Geothermal Energy in New Mexico and California
When I was in the geothermal group at EPRI, Los Alamos National Lab wanted our group to contribute to their Hot Dry Rock project. Los Alamos National Lab wanted our group to join them in co-funding this project. This was not because EPRI had so much money. Compared to a national lab, the geothermal group at EPRI was a shoestring operation! But we were well respected. If we joined the project, this would have been a powerful endorsement.
We visited, reviewed papers, and looked at other areas of mineral chemistry. Due Diligence, that was us! And EPRI decided not to join it. The mineral chemistry of HOT rock and water was difficult. Intractable. At least, that was our opinion.
In contrast, we did invest in the Heber binary cycle project, but that would be a whole other blog post. It did not turn out to be cost-effective, but (looking back) it was worth investing in. Or maybe it wasn’t. Hindsight is perfect, of course.
I don’t want to make this into a hugely long blog post, so I will just mention that I was also involved in evaluating the geopressured zones (geothermal group), various water chemistries for secondary side water for PWR plants (nuclear group), methods for preventing stress corrosion cracking in tubes near the tube sheet in PWRs, test comparisons between Alloy 600 and Alloy 690 (all nuclear group). There’s more, lots more, I had a long career. I won’t bore you with it.
I was always part of a team. Being part of a team means taking your part seriously. We all knew that money and research dollars and future technologies depended on our choices, and we made them as thoughtfully as we could. We did our best. We felt pressures to join projects, and pressures to not-join projects.
We were always aware that we could be wrong.
Research and PR
This is a more personal post than I usually write. Too much about me. But I felt I had to write it.
The problem is that many people don’t know that thoughtful professionals spend time evaluating the latest-and-greatest thing. And those professionals get into a habit of thought that could be described as “Show Me the Data.” Don’t show me a projection. Don’t talk down to me. Don’t assume I won’t ask you hard questions.

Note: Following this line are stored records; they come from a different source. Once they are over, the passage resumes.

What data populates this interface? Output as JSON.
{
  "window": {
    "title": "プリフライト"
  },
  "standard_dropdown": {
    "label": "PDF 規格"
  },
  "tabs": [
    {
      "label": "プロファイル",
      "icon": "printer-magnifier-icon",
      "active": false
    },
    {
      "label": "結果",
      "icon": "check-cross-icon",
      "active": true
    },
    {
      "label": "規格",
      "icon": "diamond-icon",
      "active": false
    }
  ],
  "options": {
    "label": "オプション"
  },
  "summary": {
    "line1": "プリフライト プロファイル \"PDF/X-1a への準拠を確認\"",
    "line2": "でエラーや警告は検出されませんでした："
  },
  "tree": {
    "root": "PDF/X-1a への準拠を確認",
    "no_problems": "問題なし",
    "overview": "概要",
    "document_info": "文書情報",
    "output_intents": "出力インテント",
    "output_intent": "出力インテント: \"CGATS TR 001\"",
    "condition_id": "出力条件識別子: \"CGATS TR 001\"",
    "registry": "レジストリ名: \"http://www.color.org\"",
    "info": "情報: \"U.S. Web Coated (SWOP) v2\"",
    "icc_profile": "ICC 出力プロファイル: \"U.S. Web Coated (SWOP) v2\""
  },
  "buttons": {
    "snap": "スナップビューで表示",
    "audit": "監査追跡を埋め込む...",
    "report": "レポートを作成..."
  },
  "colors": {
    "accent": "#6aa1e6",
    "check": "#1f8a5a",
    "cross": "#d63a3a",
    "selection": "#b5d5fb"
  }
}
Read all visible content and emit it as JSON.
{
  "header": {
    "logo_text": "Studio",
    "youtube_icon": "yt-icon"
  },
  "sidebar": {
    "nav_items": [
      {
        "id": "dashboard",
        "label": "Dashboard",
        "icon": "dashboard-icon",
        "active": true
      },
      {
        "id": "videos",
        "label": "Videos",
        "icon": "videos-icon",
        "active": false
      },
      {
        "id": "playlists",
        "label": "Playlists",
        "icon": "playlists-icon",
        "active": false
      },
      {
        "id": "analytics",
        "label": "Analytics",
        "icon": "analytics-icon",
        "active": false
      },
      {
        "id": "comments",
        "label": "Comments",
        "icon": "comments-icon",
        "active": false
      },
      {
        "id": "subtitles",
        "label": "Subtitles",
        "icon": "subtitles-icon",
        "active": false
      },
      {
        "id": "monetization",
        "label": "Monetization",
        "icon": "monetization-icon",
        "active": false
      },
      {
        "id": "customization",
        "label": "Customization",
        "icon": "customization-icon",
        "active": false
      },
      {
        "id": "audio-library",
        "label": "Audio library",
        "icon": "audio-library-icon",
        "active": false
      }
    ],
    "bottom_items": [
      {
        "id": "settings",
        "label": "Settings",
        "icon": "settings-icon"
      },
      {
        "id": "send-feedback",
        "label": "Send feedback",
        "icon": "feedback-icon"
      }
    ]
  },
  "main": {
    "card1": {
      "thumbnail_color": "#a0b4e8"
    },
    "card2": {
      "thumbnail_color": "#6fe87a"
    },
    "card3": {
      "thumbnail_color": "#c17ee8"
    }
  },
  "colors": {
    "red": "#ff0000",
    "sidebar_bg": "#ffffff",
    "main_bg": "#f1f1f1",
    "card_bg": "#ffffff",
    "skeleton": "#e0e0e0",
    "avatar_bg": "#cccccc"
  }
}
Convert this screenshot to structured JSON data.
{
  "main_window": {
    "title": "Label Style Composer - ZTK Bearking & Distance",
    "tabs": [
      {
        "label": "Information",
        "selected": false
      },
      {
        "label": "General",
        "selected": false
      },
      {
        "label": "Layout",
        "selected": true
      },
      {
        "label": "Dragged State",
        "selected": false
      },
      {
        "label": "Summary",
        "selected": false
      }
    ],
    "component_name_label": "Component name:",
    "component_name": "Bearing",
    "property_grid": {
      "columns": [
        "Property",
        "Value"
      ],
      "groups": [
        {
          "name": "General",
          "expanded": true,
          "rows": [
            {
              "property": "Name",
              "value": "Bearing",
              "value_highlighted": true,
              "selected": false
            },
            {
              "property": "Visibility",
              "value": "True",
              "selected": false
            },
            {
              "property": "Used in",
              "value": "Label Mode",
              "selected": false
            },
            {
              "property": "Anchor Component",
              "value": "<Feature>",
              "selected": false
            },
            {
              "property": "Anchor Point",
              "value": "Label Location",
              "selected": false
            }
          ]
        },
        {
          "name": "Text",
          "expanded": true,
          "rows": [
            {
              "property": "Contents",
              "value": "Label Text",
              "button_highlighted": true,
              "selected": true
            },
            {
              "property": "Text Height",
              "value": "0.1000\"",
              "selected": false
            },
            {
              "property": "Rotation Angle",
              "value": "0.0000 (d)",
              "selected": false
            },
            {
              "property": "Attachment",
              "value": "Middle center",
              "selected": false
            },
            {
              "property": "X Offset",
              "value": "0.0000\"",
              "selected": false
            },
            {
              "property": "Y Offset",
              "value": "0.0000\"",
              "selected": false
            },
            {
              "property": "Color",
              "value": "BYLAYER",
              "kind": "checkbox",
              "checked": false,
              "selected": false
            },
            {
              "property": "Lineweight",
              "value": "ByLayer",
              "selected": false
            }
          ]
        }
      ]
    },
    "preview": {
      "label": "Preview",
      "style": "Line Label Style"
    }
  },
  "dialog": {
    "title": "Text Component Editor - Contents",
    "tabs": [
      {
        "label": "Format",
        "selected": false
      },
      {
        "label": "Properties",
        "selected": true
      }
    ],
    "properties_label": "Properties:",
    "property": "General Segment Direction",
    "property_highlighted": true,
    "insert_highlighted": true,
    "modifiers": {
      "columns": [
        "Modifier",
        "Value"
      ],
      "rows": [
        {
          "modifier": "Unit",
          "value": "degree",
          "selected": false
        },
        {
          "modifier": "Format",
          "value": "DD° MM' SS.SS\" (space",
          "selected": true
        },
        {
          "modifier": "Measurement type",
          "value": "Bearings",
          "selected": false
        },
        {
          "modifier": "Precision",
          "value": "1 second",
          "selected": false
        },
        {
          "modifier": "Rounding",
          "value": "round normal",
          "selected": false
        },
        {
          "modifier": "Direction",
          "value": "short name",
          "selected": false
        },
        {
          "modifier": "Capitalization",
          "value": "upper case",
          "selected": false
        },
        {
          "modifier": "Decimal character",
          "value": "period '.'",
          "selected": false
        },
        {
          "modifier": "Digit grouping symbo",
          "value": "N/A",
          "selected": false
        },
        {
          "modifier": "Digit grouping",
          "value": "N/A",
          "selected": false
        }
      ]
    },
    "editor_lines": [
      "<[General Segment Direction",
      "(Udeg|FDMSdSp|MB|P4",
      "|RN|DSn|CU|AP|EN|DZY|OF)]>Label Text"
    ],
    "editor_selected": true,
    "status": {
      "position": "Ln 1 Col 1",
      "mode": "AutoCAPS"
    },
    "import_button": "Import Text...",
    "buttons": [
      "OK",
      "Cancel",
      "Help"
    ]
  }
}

I have been in groups that made hard choices. I am still in such groups, but they are informal now. I have a list of experts, and I consult them. Sometimes I can’t name them (if they work for a big company) but they are there for me.
I have been thinking about “what is my next book?” I’m not sure.. But I do know that a possible title is “Could is a Four-Letter Word.” And “Breakthrough” is a public relations word.
Post Script: Travel and Research
I have to tell you, I loved visiting Los Alamos. That is some of the most gorgeous high desert that exists on this earth. I think heaven might look a lot like the Jemez Mountains. If we had chosen our research projects on the basis of travel destinations, Hot Dry Rock at Los Alamos would have been a winner.
Instead, we spent our time in the Imperial Valley with the Heber Project. The Imperial Valley is below sea level: it is fiercely hot. It’s a terrific place for growing truck crops. It wasn’t much fun to visit the Imperial Valley.
But I did learn the history of the Salton Sea, and learned about The Winning of Barbara Worth. The book is partially based on the engineering catastrophe which led to the flood that created the Salton Sea. I believe the movie is available on YouTube.
The illustration for this post is a film poster from Wikipedia.
Being a participant on so many of those teams you make reference to, I’d love to pick your brain on a few efforts we’re kicking up with your former employer.
Ah but, in this post-truth energy world, it’s not the case that professionals in relevant fields can automatically be believed. That tsunami of energy nonsense in the media is supported, at least in a general sense, by senior people in academia and industry and government, who must know better. In the end, arithmetic is the only thing we can trust.
Anyhow, do feel free to tell us about those subjects you think will bore us.